Her journey to these incredible peaks all began with that visualization she made in 2016.
What pain or limitations are holding you when from summiting your mountains?
While they may not be as traumatic or physically painful, all of us regularly wits imposing limitations. For example, for many years, one of my limitations was conviction in my writing ability.
My job has, and still does, provide many opportunities to write for public consumption — like what you’re reading now!

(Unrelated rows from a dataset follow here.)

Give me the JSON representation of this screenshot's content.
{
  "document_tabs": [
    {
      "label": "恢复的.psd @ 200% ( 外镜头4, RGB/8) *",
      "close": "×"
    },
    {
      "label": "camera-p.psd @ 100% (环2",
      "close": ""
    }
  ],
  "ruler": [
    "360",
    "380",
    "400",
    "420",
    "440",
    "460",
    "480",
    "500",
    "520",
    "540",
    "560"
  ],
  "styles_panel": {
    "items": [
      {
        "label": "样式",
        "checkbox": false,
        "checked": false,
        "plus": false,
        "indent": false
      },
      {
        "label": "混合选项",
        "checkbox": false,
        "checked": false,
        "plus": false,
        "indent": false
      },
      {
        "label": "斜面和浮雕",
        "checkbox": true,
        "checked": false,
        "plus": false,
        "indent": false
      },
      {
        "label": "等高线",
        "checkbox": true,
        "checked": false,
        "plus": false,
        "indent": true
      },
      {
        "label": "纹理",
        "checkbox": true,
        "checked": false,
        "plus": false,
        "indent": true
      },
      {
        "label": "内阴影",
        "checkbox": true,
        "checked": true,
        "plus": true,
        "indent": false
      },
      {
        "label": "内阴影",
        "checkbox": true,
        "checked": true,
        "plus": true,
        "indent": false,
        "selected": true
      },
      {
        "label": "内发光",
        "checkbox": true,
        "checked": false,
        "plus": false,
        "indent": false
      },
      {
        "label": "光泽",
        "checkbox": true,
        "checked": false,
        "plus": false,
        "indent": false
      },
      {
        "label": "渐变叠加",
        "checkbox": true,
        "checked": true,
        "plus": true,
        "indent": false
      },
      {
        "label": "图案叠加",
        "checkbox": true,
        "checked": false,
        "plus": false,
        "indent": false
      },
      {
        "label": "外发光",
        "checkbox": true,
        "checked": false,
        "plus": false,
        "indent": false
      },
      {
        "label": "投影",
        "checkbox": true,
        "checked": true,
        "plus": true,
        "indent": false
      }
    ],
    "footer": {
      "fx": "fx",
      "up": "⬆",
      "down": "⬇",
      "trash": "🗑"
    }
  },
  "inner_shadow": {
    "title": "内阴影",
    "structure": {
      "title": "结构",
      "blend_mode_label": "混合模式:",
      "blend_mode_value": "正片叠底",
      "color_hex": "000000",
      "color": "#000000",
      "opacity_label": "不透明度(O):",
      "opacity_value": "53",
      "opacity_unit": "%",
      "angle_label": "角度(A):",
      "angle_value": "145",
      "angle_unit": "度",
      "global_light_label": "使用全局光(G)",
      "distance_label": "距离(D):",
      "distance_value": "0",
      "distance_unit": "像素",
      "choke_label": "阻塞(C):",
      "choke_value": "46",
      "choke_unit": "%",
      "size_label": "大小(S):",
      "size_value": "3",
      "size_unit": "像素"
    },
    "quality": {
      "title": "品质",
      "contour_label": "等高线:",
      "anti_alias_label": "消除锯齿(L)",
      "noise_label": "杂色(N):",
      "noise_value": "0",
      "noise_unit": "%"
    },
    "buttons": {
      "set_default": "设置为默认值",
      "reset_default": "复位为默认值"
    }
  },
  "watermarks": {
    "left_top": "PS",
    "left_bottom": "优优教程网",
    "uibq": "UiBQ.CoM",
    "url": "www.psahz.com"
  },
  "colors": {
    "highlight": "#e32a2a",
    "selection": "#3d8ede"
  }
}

One voice in my throne told me I should printing into that opportunity and do increasingly writing, but flipside internal voice repeated messages like:
- You’re not that unconfined of a writer.
- Very few people will superintendency what you have to say.
- You don’t have time to produce anything worth reading.
- So many people are largest at this than you.
- You have increasingly immediate, pressing needs to shepherd to.
Writing for me has often been nonflexible and uncomfortable. Not stuff shot lanugo from a helicopter and losing a leg painful, but still limiting.
Like Kirstie Ennis’ visualization to start summiting the mountains she faced, one day in 2014 I told my wife I was going to write and unconcentrated an vendible related to my work every 1-2 weeks for one year.
She was skeptical but supportive considering she knew me well unbearable to know my real or perceived limitations.
Eight years later, I’ve written over 350 wares at http://mattnorman.com and on LinkedIn, withal with a book and several guest columns. I’m currently working on my next typesetting set to release next year, and people regularly tell me that they unquestionably read what I write.
What have been the keys to summiting these mountains?
- Embracing a growth-mindset. I can’t tell you how many times I just write and try to learn to write largest despite those limiting voices. As Carol Dweck’s research suggests, we all wits limiting messages like “I’m not a good writer.” The key to success is deliberately choosing a growth-mindset instead.
- Declaring your challenging goals. Ennis supposed the intention to unzip the Seven Summits. I told my wife I was going to write newspaper for at least a year. Research shows that you’re 20-40% increasingly likely to unzip your goals if you write them lanugo and vividly describe them to others.
- Working on it plane when you don’t finger like it. No meaningful pursuit comes easy. You have to alimony giving gifts to your future self. You have to commit to the process increasingly than the result.
- Find people who will help you. Marla Lepore has been faithfully editing my writing for most of those eight years and has helped me to grow so much. Whitney Sletten, Bryce Kramm, my wife, colleagues, clients and friends have provided encouragement, coaching and support. The self-made hero is a myth.
We’re finishing the year in one month and whence a new one. You’ll squatter mountains you segregate and mountains that you didn’t expect and don’t want to climb. The question is, will you push vastitude your perceived or real limitations to make it to the top?